How to complete this task → Scan the records for the word "匹配B元素". Return each line where it is found.

Element data from apps and pages:
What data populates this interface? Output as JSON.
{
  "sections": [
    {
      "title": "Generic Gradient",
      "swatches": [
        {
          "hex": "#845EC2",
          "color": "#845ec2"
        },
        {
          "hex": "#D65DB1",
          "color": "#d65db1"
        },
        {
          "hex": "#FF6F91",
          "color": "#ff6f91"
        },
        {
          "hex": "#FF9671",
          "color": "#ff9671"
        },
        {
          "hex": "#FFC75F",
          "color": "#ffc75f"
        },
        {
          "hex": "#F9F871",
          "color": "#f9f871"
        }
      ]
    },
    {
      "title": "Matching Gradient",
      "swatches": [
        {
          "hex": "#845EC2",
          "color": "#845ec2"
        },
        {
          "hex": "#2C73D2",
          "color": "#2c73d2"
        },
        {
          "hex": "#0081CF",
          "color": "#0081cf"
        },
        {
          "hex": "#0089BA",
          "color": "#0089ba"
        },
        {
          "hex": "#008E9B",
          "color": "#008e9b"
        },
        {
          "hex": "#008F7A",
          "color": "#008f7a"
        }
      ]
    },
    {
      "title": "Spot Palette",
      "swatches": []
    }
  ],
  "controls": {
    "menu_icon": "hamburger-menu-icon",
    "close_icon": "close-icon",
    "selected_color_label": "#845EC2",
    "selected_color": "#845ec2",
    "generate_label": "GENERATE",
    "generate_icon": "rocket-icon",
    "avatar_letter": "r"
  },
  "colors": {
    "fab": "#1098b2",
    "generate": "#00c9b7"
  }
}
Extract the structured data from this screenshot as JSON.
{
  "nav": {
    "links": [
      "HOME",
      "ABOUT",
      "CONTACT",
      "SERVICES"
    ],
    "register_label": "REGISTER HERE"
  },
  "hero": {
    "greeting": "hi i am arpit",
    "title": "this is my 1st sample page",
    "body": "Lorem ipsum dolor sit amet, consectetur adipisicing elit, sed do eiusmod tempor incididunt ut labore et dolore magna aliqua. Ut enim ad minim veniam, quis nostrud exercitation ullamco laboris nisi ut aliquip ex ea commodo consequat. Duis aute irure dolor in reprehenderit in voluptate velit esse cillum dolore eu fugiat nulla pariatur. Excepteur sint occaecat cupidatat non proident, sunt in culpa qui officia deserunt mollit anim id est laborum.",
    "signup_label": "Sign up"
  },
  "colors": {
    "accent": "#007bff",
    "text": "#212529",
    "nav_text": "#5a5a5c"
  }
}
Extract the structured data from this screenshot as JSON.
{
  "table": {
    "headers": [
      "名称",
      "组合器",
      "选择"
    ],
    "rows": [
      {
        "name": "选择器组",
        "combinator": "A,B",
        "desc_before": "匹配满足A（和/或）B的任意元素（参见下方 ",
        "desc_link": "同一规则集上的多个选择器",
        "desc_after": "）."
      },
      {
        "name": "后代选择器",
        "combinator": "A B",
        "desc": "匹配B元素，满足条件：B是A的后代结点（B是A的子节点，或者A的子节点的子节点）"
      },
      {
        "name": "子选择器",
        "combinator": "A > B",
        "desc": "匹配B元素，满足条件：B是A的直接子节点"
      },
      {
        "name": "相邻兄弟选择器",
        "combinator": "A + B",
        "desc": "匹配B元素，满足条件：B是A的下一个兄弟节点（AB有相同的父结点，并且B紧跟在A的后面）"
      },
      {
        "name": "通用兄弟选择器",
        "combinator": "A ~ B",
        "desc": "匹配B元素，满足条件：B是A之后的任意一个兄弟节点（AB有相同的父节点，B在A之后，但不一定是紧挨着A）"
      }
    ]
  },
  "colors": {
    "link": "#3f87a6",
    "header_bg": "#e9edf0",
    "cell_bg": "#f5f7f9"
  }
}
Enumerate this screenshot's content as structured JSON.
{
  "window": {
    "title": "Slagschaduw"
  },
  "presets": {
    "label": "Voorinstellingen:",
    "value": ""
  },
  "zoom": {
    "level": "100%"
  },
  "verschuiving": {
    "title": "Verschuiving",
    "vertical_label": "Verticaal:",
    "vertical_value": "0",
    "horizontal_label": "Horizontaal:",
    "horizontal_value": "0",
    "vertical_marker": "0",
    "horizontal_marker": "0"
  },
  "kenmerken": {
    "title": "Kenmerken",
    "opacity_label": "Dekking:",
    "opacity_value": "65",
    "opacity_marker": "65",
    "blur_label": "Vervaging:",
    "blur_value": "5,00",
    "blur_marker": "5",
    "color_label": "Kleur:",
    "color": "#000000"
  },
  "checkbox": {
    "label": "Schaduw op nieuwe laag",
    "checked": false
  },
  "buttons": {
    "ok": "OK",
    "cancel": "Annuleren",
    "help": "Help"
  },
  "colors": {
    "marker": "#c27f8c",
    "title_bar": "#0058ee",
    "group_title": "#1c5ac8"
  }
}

Reply to the exercise →
        "desc": "匹配B元素，满足条件：B是A的后代结点（B是A的子节点，或者A的子节点的子节点）"
        "desc": "匹配B元素，满足条件：B是A的直接子节点"
        "desc": "匹配B元素，满足条件：B是A的下一个兄弟节点（AB有相同的父结点，并且B紧跟在A的后面）"
        "desc": "匹配B元素，满足条件：B是A之后的任意一个兄弟节点（AB有相同的父节点，B在A之后，但不一定是紧挨着A）"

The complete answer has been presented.